I know it’s hard to believe, but Namco Bandai’s Naruto Shippuden: Ultimate Ninja Storm 4 marks the end of the line for the long-running game series. As the only Naruto title on the current generation of home consoles, at least it’s finishing on top. I would say that I smell a remastered collection coming, but after playing Ultimate Ninja Storm 4 there’s not much reason to go back. If the series had started the way it’s finished, I suspect there would be a lot more Naruto fighting game fans out there. As it is, at least your loyalty has finally been rewarded.
Again, Naruto Shippuden: Ultimate Ninja Storm 4 covers the final arcs of the Naruto anime series storyline, making it the very last installment in the series.

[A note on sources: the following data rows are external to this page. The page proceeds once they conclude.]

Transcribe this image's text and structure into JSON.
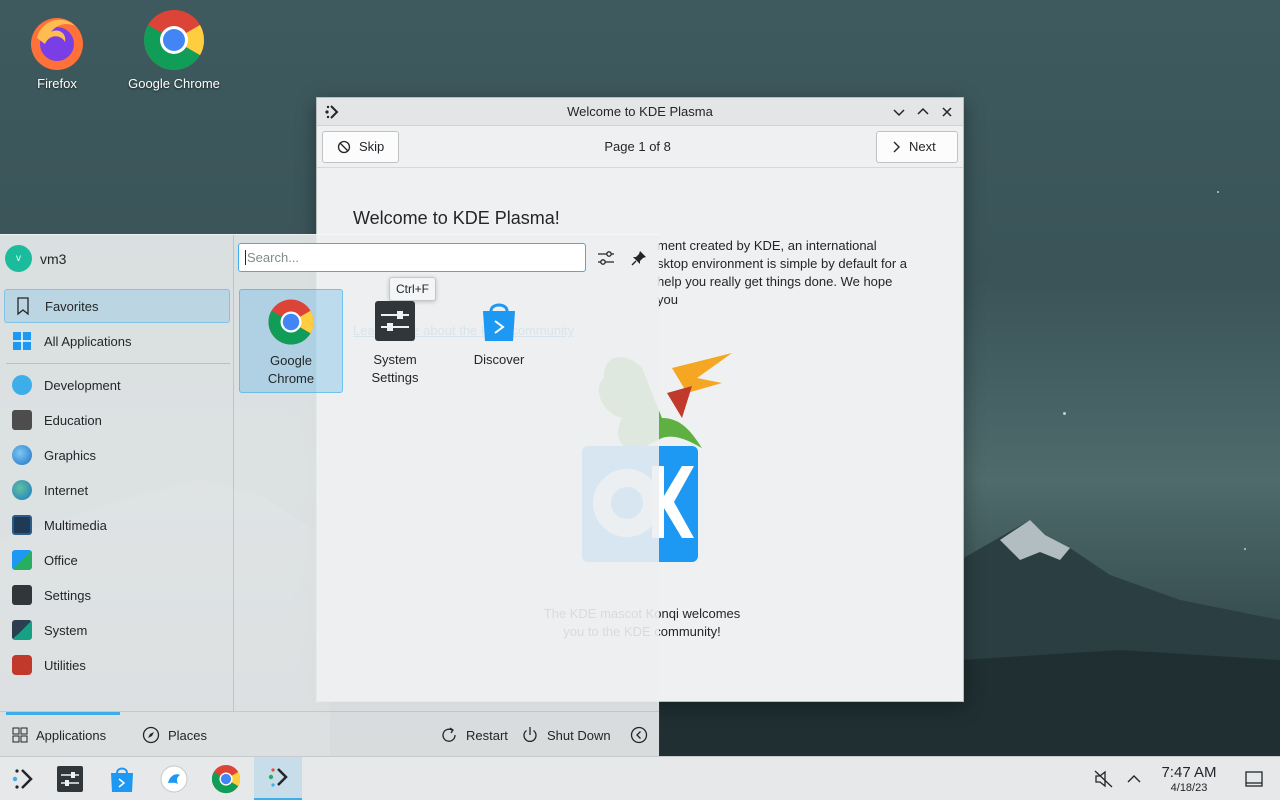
{
  "desktop": {
    "icons": [
      {
        "label": "Firefox",
        "icon": "firefox-icon"
      },
      {
        "label": "Google Chrome",
        "icon": "chrome-icon"
      }
    ]
  },
  "welcome_window": {
    "title": "Welcome to KDE Plasma",
    "skip_label": "Skip",
    "page_indicator": "Page 1 of 8",
    "next_label": "Next",
    "heading": "Welcome to KDE Plasma!",
    "paragraph_line1": "ment created by KDE, an international",
    "paragraph_line2": "sktop environment is simple by default for a",
    "paragraph_line3": "help you really get things done. We hope",
    "paragraph_line4": "you",
    "link_text": "Learn more about the KDE community",
    "caption": "The KDE mascot Konqi welcomes you to the KDE community!"
  },
  "launcher": {
    "user_name": "vm3",
    "user_initial": "v",
    "search_placeholder": "Search...",
    "tooltip": "Ctrl+F",
    "categories": [
      {
        "label": "Favorites",
        "icon": "bookmark-icon"
      },
      {
        "label": "All Applications",
        "icon": "grid-icon"
      },
      {
        "label": "Development",
        "icon": "development-icon"
      },
      {
        "label": "Education",
        "icon": "education-icon"
      },
      {
        "label": "Graphics",
        "icon": "graphics-icon"
      },
      {
        "label": "Internet",
        "icon": "internet-icon"
      },
      {
        "label": "Multimedia",
        "icon": "multimedia-icon"
      },
      {
        "label": "Office",
        "icon": "office-icon"
      },
      {
        "label": "Settings",
        "icon": "settings-icon"
      },
      {
        "label": "System",
        "icon": "system-icon"
      },
      {
        "label": "Utilities",
        "icon": "utilities-icon"
      }
    ],
    "apps": [
      {
        "label_line1": "Google",
        "label_line2": "Chrome"
      },
      {
        "label_line1": "System",
        "label_line2": "Settings"
      },
      {
        "label_line1": "Discover",
        "label_line2": ""
      }
    ],
    "footer": {
      "applications": "Applications",
      "places": "Places",
      "restart": "Restart",
      "shutdown": "Shut Down"
    }
  },
  "taskbar": {
    "time": "7:47 AM",
    "date": "4/18/23"
  },
  "colors": {
    "accent": "#3daee9",
    "window_bg": "#eff0f1",
    "text": "#232629"
  }
}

For those following that storyline, it begins right where Ultimate Ninja Storm 3 left off, in the middle of the Fourth Shinobi World War. The victorious Naruto destroys Tobi’s mask, and is revealed to be Obito Uchiha, Kakashi Hatake’s former teammate who was thought to be dead. Madara teams up with Tobi, as Naruto; their various attacks prove futile; and they end up resurrecting the gargantuan demon, Ten Tails.
From there, the Story Mode of Naruto Shippuden: Ultimate Ninja Storm 4 is played through a series of branching segments that allow the player to go back and replay them from the opposing side. Once the main story is completed, the game offers an Adventure Mode. Here players are allowed to go on adventures in the world of Naruto after the events of Story Mode, though there is a lot of backtracking through earlier storylines. There is already an add-on scenario pack available for purchase online – the first of many, I’m sure.
Of course, Naruto Shippuden: Ultimate Ninja Storm 4 is a fighting game, and some attention should be given to its actual mechanics. Like the previous Ninja Storm games, Ultimate Ninja Storm 4 isn’t a great fighting game. While the speed and controls are adequate, the AI opponents have a tendency to spam attacks, robbing you of any real joy. New to this game are some quick time events in particularly epic battles, that do a lot to add to the game’s scale. The team fighting is also improved, allowing you to switch between your main character and support characters quickly.
To encourage players to take their talents online, Namco offers a daily stamp for a bingo card that can be redeemed for various prizes. Naruto Shippuden: Ultimate Ninja Storm 4 also offers limited-time events where more bonuses can be earned. Other than that, there is a typical character customization system for player matches. The ranked matches are a little more standardized. I did have trouble actually getting online though, and frequently received a “This session is full” error. Luckily Ultimate Ninja Storm 4 is one of the few games that actually does offer local multiplayer too, that is if you have another Naruto fan in the house.
Naruto Shippuden: Ultimate Ninja Storm 4 is a surprisingly well-put-together game. From the intro, everything about it exudes polish. Considering the premise, I’m not sure a Naruto game could ever be a really balanced fighter, but Ultimate Ninja Storm 4 is going to be as close as it gets. Fans should be happy that Namco was willing to put in some extra time and effort to make sure the game came out as well as it did. I also expect the publisher to fully support the game with a good amount of DLC offered. The servers should be up for a good while, as they try to extend the game’s shelf life as long as possible.
Naruto Shippuden: Ultimate Ninja Storm 4 is rated T (Teen) by the ESRB for Blood, Language, Suggestive Themes, and Violence. This game can also be found on: PlayStation 4 and Windows PC.